On Monday, SpaceX founder and Ironman Tony Stark doppelganger Musk tweeted this:
Will publish Hyperloop alpha design by Aug 12. Critical feedback for improvements would be much appreciated.— Elon Musk (@elonmusk) July 15, 2013
Musk later clarified that he does not plan to pursue a patent on the hyperloop and "will publish Hyperloop as open source."
So, what the heck is a hyperloop? Well, Musk has yet to confirm exactly what his design entails, but in the past he has described it as an alternative to bullet trains and capable of moving people from San Francisco to Los Angeles in 30 minutes on demand. This means no waiting around for scheduled trains. If you show up and there's no line, you just hop into a waiting pod of some sort and you are on your way.
Musk also has said the system would be crash-proof and unaffected by weather, which points to some sort of underground or fully enclosed technology. He also has hinted that it's not a vacuum tube, describing it instead as a cross between a rail gun, Concorde, and air hockey table.
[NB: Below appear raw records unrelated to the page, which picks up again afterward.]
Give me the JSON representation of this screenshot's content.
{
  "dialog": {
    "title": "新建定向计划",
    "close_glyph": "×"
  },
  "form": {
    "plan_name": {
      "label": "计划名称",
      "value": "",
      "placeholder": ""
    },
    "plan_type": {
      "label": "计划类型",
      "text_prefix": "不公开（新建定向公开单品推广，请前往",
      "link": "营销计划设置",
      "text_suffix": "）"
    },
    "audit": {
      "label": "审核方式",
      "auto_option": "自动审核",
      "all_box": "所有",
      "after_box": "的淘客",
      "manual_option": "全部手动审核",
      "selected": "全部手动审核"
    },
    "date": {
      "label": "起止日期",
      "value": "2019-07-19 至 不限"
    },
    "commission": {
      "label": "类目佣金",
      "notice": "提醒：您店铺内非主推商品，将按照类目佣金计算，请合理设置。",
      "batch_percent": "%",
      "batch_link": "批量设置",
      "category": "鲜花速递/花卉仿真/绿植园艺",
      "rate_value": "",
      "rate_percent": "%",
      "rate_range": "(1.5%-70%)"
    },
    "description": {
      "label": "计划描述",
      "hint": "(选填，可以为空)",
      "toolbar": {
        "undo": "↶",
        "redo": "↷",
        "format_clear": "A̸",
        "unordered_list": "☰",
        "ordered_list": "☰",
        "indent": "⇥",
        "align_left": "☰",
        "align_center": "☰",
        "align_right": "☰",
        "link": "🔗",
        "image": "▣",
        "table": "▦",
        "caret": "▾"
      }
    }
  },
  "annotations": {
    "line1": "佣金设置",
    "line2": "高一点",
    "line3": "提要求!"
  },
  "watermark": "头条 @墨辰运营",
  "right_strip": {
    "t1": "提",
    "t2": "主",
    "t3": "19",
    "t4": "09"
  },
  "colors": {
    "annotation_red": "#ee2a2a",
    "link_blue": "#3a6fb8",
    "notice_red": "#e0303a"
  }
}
If you don't have a degree in physics, these clues probably still leave you scratching your head. Fortunately, my colleague Brian Dodson is a writer with a Ph.D. on the topic, and he spent some time a few weeks back speculating on what the hyperloop might be, using the crumbs that Musk has provided.
Dodson thinks that the loop could be a series of pneumatic tubes that move individual passenger capsules along a river of air (hence, the air hockey reference) at subsonic speeds.
There are other guesses out there on what exactly Musk's plans entail. Whatever the plan, it's sure to include a healthy serving of awesome, if SpaceX's successes are any indication.
What do you think will be revealed next month?